** Opening SUPPLIED DATA block **
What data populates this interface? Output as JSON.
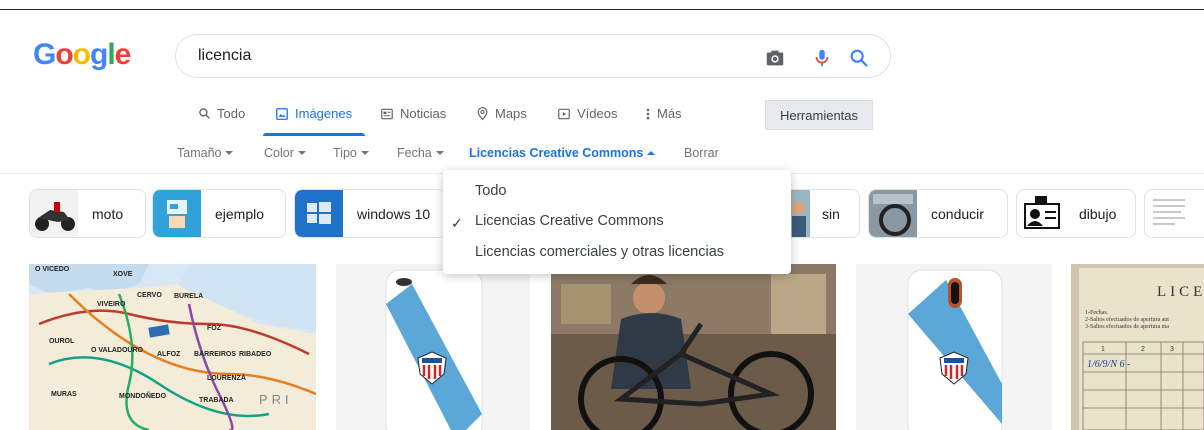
{
  "logo": {
    "letters": [
      "G",
      "o",
      "o",
      "g",
      "l",
      "e"
    ]
  },
  "search": {
    "query": "licencia"
  },
  "tabs": [
    {
      "label": "Todo",
      "icon": "search-icon"
    },
    {
      "label": "Imágenes",
      "icon": "image-icon"
    },
    {
      "label": "Noticias",
      "icon": "news-icon"
    },
    {
      "label": "Maps",
      "icon": "map-pin-icon"
    },
    {
      "label": "Vídeos",
      "icon": "video-icon"
    },
    {
      "label": "Más",
      "icon": "more-vertical-icon"
    }
  ],
  "tools_label": "Herramientas",
  "filters": [
    {
      "label": "Tamaño"
    },
    {
      "label": "Color"
    },
    {
      "label": "Tipo"
    },
    {
      "label": "Fecha"
    },
    {
      "label": "Licencias Creative Commons"
    },
    {
      "label": "Borrar"
    }
  ],
  "chips": [
    {
      "label": "moto"
    },
    {
      "label": "ejemplo"
    },
    {
      "label": "windows 10"
    },
    {
      "label": "sin"
    },
    {
      "label": "conducir"
    },
    {
      "label": "dibujo"
    }
  ],
  "dropdown": {
    "items": [
      "Todo",
      "Licencias Creative Commons",
      "Licencias comerciales y otras licencias"
    ],
    "selected": "Licencias Creative Commons"
  },
  "results": {
    "map_labels": [
      "O VICEDO",
      "XOVE",
      "VIVEIRO",
      "CERVO",
      "BURELA",
      "FOZ",
      "OUROL",
      "O VALADOURO",
      "ALFOZ",
      "BARREIROS",
      "RIBADEO",
      "LOURENZÁ",
      "MONDOÑEDO",
      "TRABADA",
      "MURAS",
      "PRI"
    ],
    "document_text": {
      "header": "LICE",
      "lines": [
        "1-Fechas.",
        "2-Saltos efectuados de apertura aut",
        "3-Saltos efectuados de apertura ma"
      ],
      "cols": [
        "1",
        "2",
        "3"
      ],
      "row": "1/6/9/N  6  -"
    }
  },
  "colors": {
    "accent": "#1a73e8",
    "text": "#202124",
    "muted": "#70757a"
  }
}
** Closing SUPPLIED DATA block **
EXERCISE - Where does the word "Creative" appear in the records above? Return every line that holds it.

WRITTEN SOLUTION -
      "label": "Licencias Creative Commons"
      "Licencias Creative Commons",
    "selected": "Licencias Creative Commons"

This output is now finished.